The First of Far too Many
I lost my first staring contest with a roach yesterday. Neither of us blinked; it turned away. It had better things to do.
Another Lost Staring Contest
This chair by the window and I have been scowling at each other for an hour and a half – raising our brows to track each pair of approaching headlights and letting our faces boil in red auras beaming from receding taillights swallowed down the starless throat of the frowning asphalt horizon. I have known for an hour and fifteen minutes the chair across from me would win. This café closes at midnight, and cars kept passing my window at forty miles per hour with no break lights lit. Forty cars were at least an hour away, laughing, with all their windows open – your idiolectic giggle mingling in the breeze.
Potential energy of stationary objects endows them with vivacious beauty. Self-studied leaves boast about being subjects of conversation, while their trees, who've survived generations of such propaganda, listen to each new budding breed with firmly planted roots. Aluminum ladders are safest, or oak reinforced with steel, but those of rope and wire should be condemned by the Roman Catholic church for their gratuitous wiggling. But everything moves at some pace, even when not of its own. Barnacles collect gracefully, hold silent cheers under their breath until restless boats and whales sleep in calmer waters, unaware even those seas are cradled in a sphere swept up in the twirl of galaxies. When you sleep, groping through a world of intangibility, your chest betrays your stillness even as your eyelids try to conceal their eyes' nauseating somnambulism. But when you fall silent in thought, chasing, retracing the intangible, breath inches from your mouth, a cautious burglar, your eyes lock onto a distant spec. And even though your mind is reeling, it's taken you 30 minutes to take a first sip of now-cold coffee, which sits just as still, patiently cradling your reflection.

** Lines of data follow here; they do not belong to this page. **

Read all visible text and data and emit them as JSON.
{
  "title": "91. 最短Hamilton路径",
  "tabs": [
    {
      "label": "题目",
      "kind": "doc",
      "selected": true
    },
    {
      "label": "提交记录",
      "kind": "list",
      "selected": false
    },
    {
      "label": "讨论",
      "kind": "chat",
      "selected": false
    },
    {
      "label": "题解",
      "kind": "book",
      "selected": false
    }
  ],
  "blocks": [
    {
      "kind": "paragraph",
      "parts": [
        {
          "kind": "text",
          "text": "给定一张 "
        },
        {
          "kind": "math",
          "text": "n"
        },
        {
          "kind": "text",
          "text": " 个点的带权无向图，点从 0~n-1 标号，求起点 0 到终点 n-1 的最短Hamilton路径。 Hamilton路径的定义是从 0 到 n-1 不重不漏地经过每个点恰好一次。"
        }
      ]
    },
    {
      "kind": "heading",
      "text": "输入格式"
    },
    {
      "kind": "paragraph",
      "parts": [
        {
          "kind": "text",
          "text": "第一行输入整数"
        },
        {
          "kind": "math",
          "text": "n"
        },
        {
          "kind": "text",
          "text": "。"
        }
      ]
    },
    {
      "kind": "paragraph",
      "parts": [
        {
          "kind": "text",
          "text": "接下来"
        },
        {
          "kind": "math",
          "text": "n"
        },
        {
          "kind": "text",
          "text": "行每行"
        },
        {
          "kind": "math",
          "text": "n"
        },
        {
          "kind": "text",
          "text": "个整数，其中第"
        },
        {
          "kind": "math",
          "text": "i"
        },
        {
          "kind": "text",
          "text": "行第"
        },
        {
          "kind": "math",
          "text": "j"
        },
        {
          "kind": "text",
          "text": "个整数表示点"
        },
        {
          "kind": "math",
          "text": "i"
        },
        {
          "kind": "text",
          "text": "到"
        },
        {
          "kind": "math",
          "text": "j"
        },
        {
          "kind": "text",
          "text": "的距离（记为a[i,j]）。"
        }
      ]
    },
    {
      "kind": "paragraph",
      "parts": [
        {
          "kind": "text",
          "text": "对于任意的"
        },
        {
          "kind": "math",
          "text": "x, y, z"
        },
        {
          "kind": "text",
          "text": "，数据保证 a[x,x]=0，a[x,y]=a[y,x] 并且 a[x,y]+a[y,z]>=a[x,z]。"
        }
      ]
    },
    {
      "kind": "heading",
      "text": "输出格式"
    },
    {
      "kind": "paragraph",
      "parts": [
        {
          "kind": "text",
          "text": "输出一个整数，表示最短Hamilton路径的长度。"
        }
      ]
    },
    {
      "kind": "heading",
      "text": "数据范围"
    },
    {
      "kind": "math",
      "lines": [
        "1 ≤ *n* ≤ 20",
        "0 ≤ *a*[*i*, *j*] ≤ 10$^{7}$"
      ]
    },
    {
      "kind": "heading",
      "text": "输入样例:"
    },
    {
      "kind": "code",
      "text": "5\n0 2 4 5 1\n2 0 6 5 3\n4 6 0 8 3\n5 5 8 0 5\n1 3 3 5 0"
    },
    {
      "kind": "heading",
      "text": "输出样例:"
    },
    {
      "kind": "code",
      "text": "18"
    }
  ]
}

About the Author:
With a fiendish addiction to all things caffeinated and a thorough knowledge of how to waste time, Ink disrupts his neighbors’ dreams by taking recycling out at odd times and singing along too loudly with whatever song fits his mood. He has one self-published poetry collection (Miserable with Fire) and one book published by Piscataway House Publications: Death Loves a Drinking Game. Ink’s most recent chapbook, 61 Central, is available from Finishing Line Press. He is the founder and EIC of the Stanza Cannon zine — a quarterly publication for audio poetry submissions.
These pieces are a part of Issue Two: CHRONOS. Read more like it here.